Oizo since Stade 2, as well as his Brainfeeder debut.
Oizo's cartoonish flair.
Compared to some of Brainfeeder's other artists, his output isn't as experimental, but his willingness to play and provoke offers kind of a palate cleanser -- or comic relief.
Where Stade 2's squiggly workouts were often defiantly, perversely undanceable, on The Church Mr.
Oizo delivers songs driven by relentless beats even as their collective mood flits between playful and ominous (tipping all the way to the latter on "Dry Run," where a pitch-shifted voice rumbles "scream for Daddy!").
The album's standouts turn Dupieux's gift for making music that straddles the line between catchy and irritating into a virtue: "Bear Biscuit" begins the album with finely chopped samples and hip-hop-tinged beats that feel like The Church's biggest nod to Brainfeeder's aesthetic.

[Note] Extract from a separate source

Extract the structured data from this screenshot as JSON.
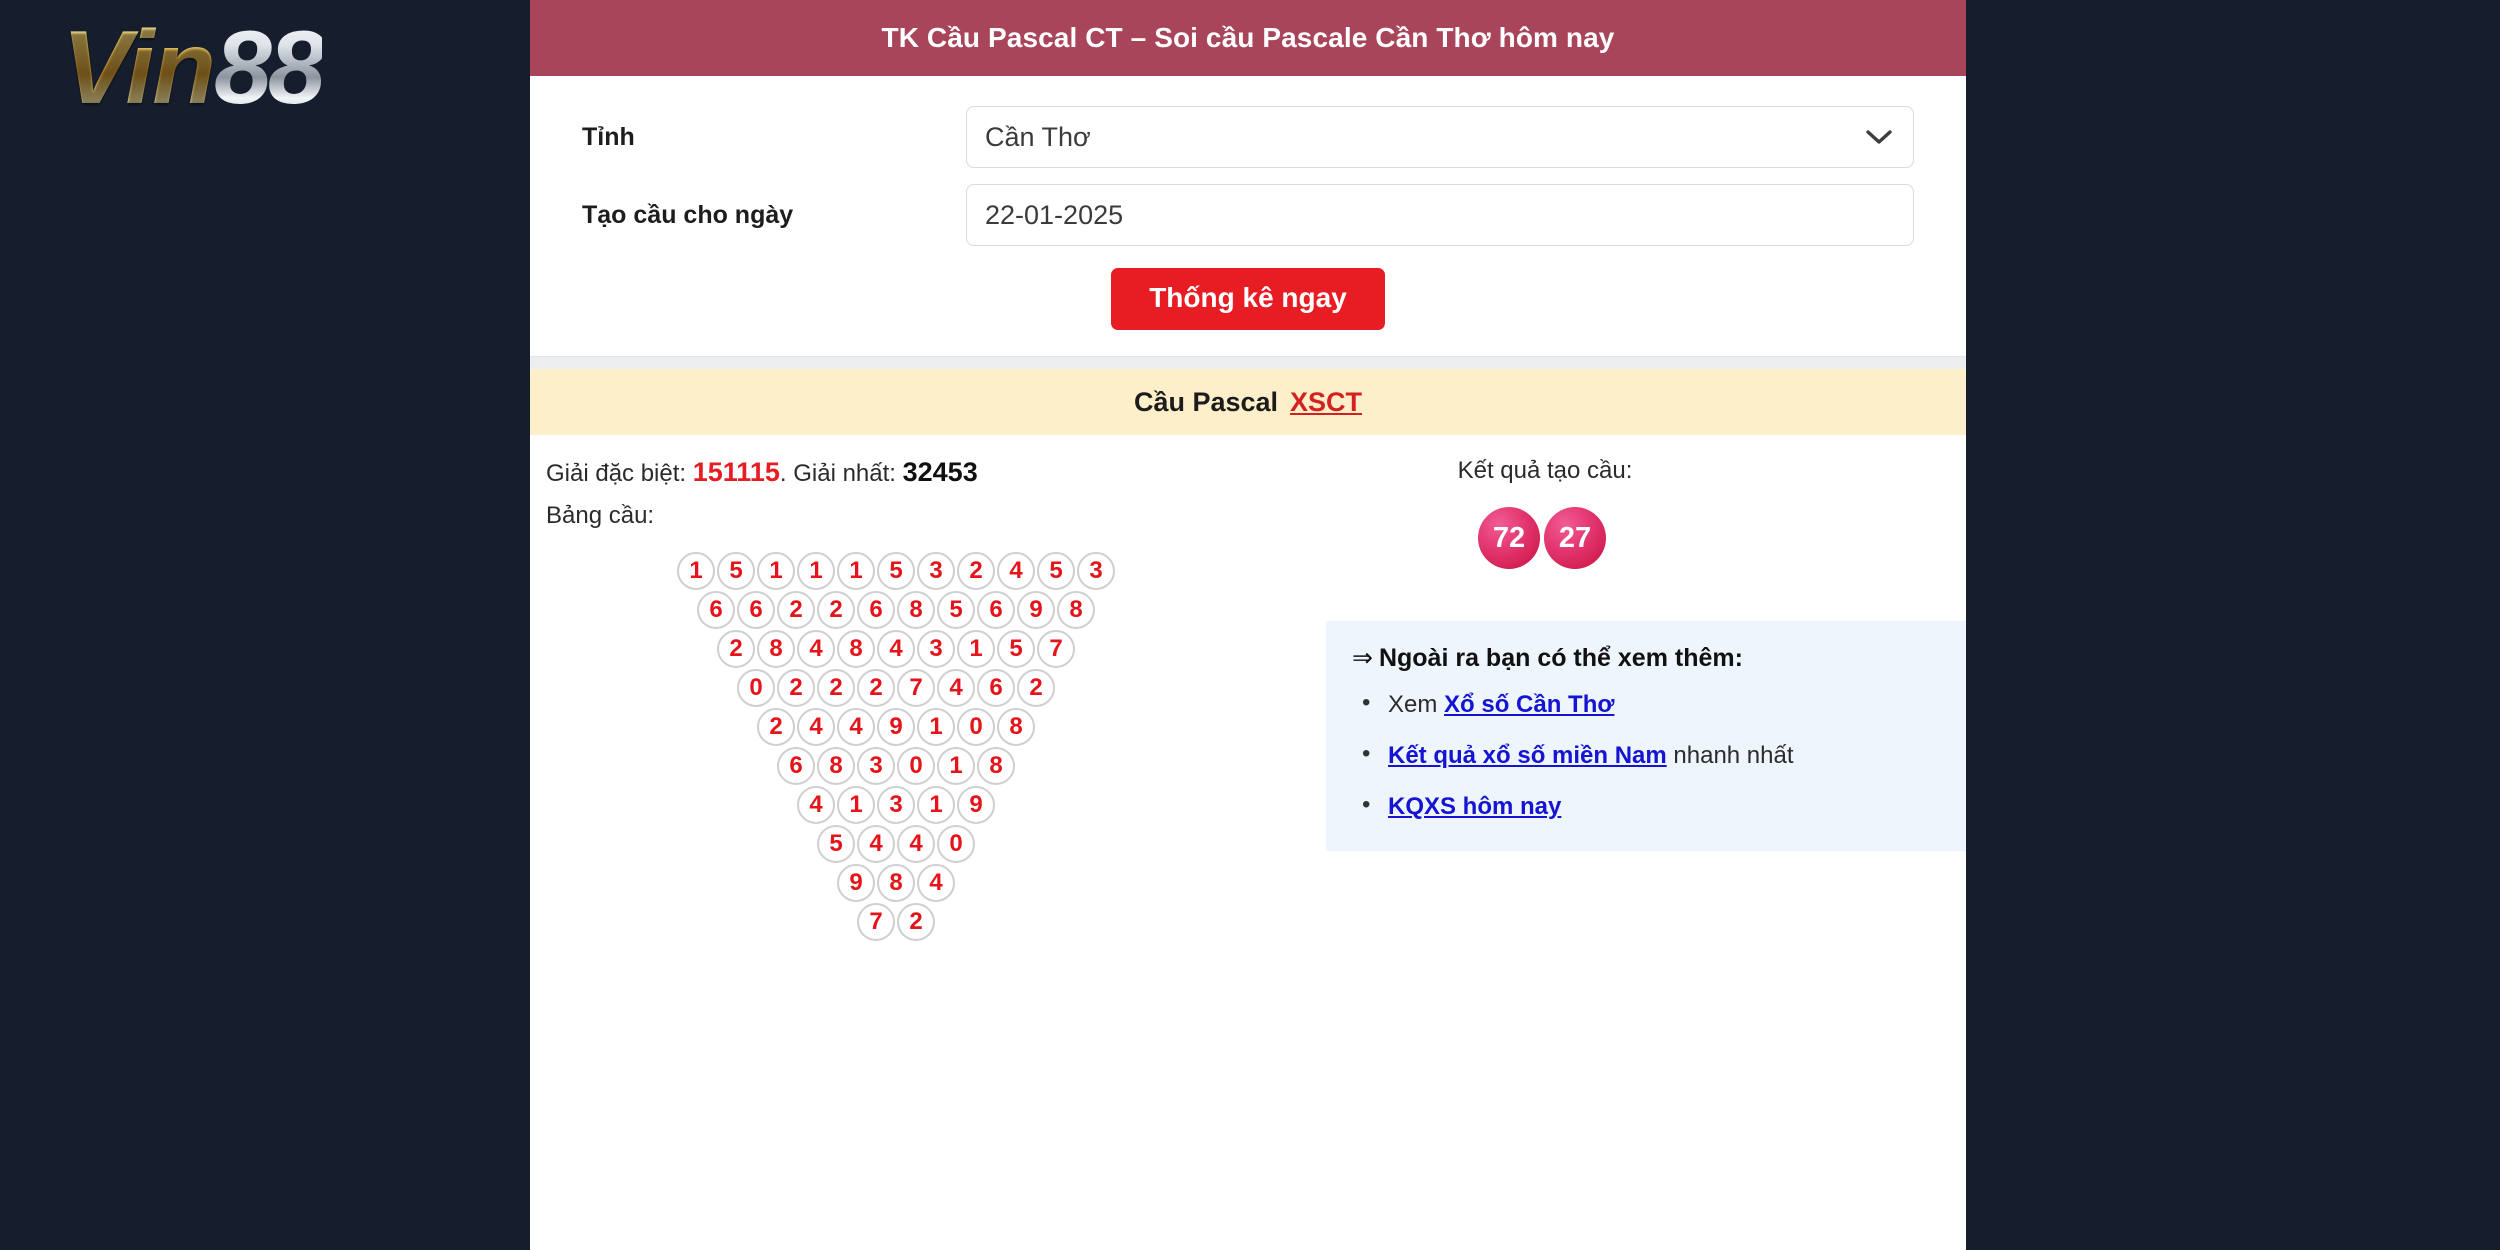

Elsewhere, "Ham"'s frantic repetition and the wobbly wind-up toy of a track that is "Mass Doom" reaffirm that Dupieux's cheekiness has some depth.
Too often, though, the album feels superficial and dashed-off, with more than a few tracks tracing similar templates before fizzling out.
Songs such as "Machyne"'s study in answering machine anxiety, the brief yet monotonous "Memorex," and the title track's empty menace feel at best like self-aware parodies of Dupieux's approach.
While the best songs here are entertaining individually, they tend to diminish each other within the album's context.
Oizo is also wearing thin.